Floquet theory

Floquet theory is a branch of the theory of ordinary differential equations relating to the class of solutions to periodic linear differential equations of the form

with a piecewise continuous periodic function with period and defines the state of the stability of solutions.

The main theorem of Floquet theory, Floquet's theorem, due to Gaston Floquet (1883), gives a canonical form for each fundamental matrix solution of this common linear system. It gives a coordinate change with that transforms the periodic system to a traditional linear system with constant, real coefficients.

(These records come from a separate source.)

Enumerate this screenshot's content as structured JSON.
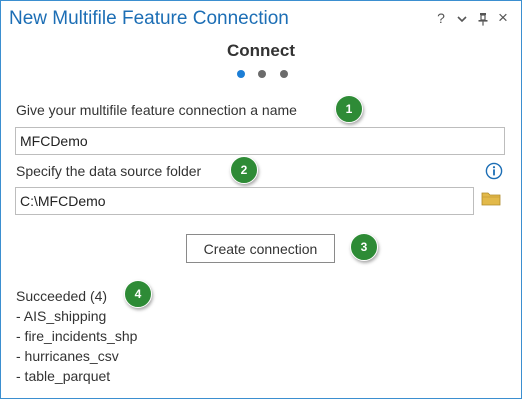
{
  "window": {
    "title": "New Multifile Feature Connection",
    "controls": {
      "help": "?",
      "options": "⌄",
      "pin": "pin-icon",
      "close": "×"
    }
  },
  "wizard": {
    "step_title": "Connect",
    "steps_total": 3,
    "current_step": 1
  },
  "name_field": {
    "label": "Give your multifile feature connection a name",
    "value": "MFCDemo"
  },
  "folder_field": {
    "label": "Specify the data source folder",
    "value": "C:\\MFCDemo",
    "info_icon": "info-icon",
    "browse_icon": "folder-icon"
  },
  "create_button": {
    "label": "Create connection"
  },
  "results": {
    "header": "Succeeded (4)",
    "items": [
      "- AIS_shipping",
      "- fire_incidents_shp",
      "- hurricanes_csv",
      "- table_parquet"
    ]
  },
  "callouts": [
    "1",
    "2",
    "3",
    "4"
  ],
  "colors": {
    "title": "#1c6eb5",
    "border": "#3b8fd0",
    "callout": "#2e8b36",
    "active_dot": "#1c7ed6",
    "folder": "#e2b94a"
  }
}
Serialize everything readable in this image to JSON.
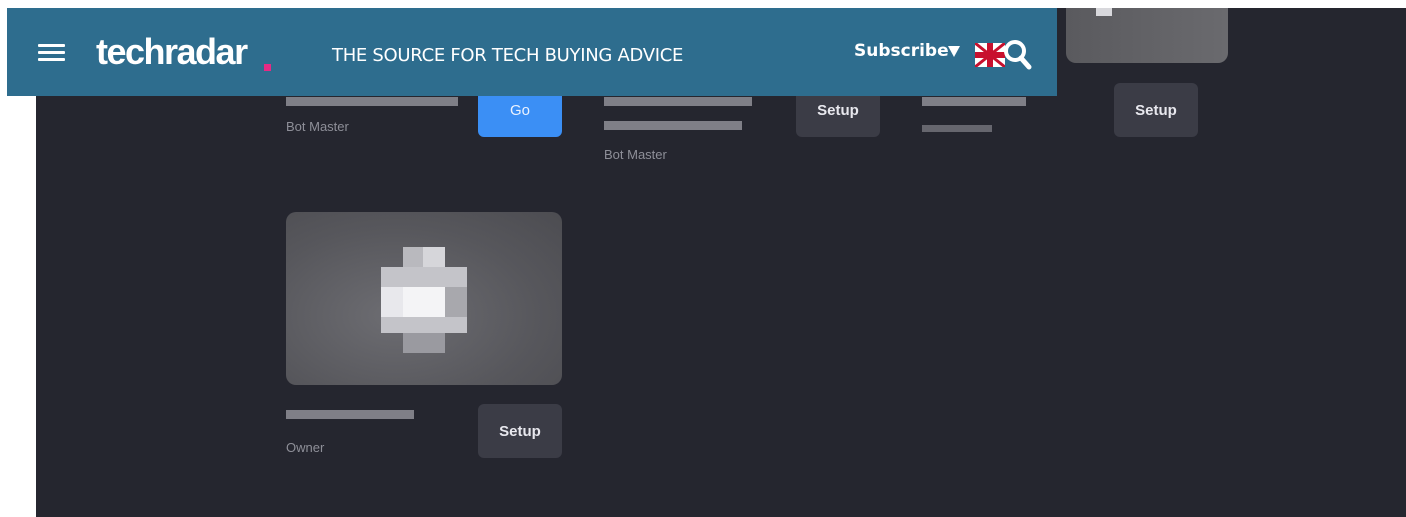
{
  "header": {
    "brand": "techradar",
    "tagline": "THE SOURCE FOR TECH BUYING ADVICE",
    "subscribe_label": "Subscribe",
    "accent": "#2e6d8e",
    "brand_dot_color": "#e62a84"
  },
  "servers": [
    {
      "role": "Bot Master",
      "action": "Go"
    },
    {
      "role": "Bot Master",
      "action": "Setup"
    },
    {
      "role": "",
      "action": "Setup"
    },
    {
      "role": "Owner",
      "action": "Setup"
    }
  ],
  "colors": {
    "background": "#25262f",
    "go_button": "#3b8ff5",
    "setup_button": "#3b3c46"
  }
}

In solid-state physics, the analogous result is known as Bloch's theorem.

Note that the solutions of the linear differential equation form a vector space. A matrix is called a fundamental matrix solution if all columns are linearly independent solutions. A matrix is called a principal fundamental matrix solution if all columns are linearly independent solutions and there exists such that is the identity. A principal fundamental matrix can be constructed from a fundamental matrix using . The solution of the linear differential equation with the initial condition is where is any fundamental matrix solution.

Floquet's theoremEdit

Let   be a linear first order differential equation, where   is a column vector of length   and   an   periodic matrix with period   (that is   for all real values of  ). Let   be a fundamental matrix solution of this differential equation. Then, for all  ,

 

Here

 

is known as the monodromy matrix. In addition, for each matrix   (possibly complex) such that

 

there is a periodic (period  ) matrix function   such that

 

Also, there is a real matrix   and a real periodic (period- ) matrix function   such that

 

In the above  ,  ,   and   are   matrices.

Consequences and applicationsEdit

This mapping   gives rise to a time-dependent change of coordinates ( ), under which our original system becomes a linear system with real constant coefficients  . Since   is continuous and periodic it must be bounded. Thus the stability of the zero solution for   and   is determined by the eigenvalues of  .

The representation   is called a Floquet normal form for the fundamental matrix  .

The eigenvalues of   are called the characteristic multipliers of the system. They are also the eigenvalues of the (linear) Poincaré maps  . A Floquet exponent (sometimes called a characteristic exponent), is a complex   such that   is a characteristic multiplier of the system. Notice that Floquet exponents are not unique, since  , where   is an integer. The real parts of the Floquet exponents are called Lyapunov exponents. The zero solution is asymptotically stable if all Lyapunov exponents are negative, Lyapunov stable if the Lyapunov exponents are nonpositive and unstable otherwise.

ReferencesEdit

  • C. Chicone. Ordinary Differential Equations with Applications. Springer-Verlag, New York 1999.
  • Ekeland, Ivar (1990). "One". Convexity methods in Hamiltonian mechanics. Ergebnisse der Mathematik und ihrer Grenzgebiete (3) [Results in Mathematics and Related Areas (3)]. 19. Berlin: Springer-Verlag. pp. x+247. ISBN 3-540-50613-6. MR 1051888.CS1 maint: ref=harv (link)
  • Floquet, Gaston (1883), "Sur les équations différentielles linéaires à coefficients périodiques" (PDF), Annales de l'École Normale Supérieure, 12: 47–88, doi:10.24033/asens.220
  • Krasnosel'skii, M.A. (1968), The Operator of Translation along the Trajectories of Differential Equations, Providence: American Mathematical Society, Translation of Mathematical Monographs, 19, 294p.
  • W. Magnus, S. Winkler. Hill's Equation, Dover-Phoenix Editions, ISBN 0-486-49565-5.
  • N.W. McLachlan, Theory and Application of Mathieu Functions, New York: Dover, 1964.
  • Teschl, Gerald (2012). Ordinary Differential Equations and Dynamical Systems. Providence: American Mathematical Society. ISBN 978-0-8218-8328-0.
  • M.S.P. Eastham, "The Spectral Theory of Periodic Differential Equations", Texts in Mathematics, Scottish Academic Press, Edinburgh, 1973. ISBN 978-0-7011-1936-2.

External linksEdit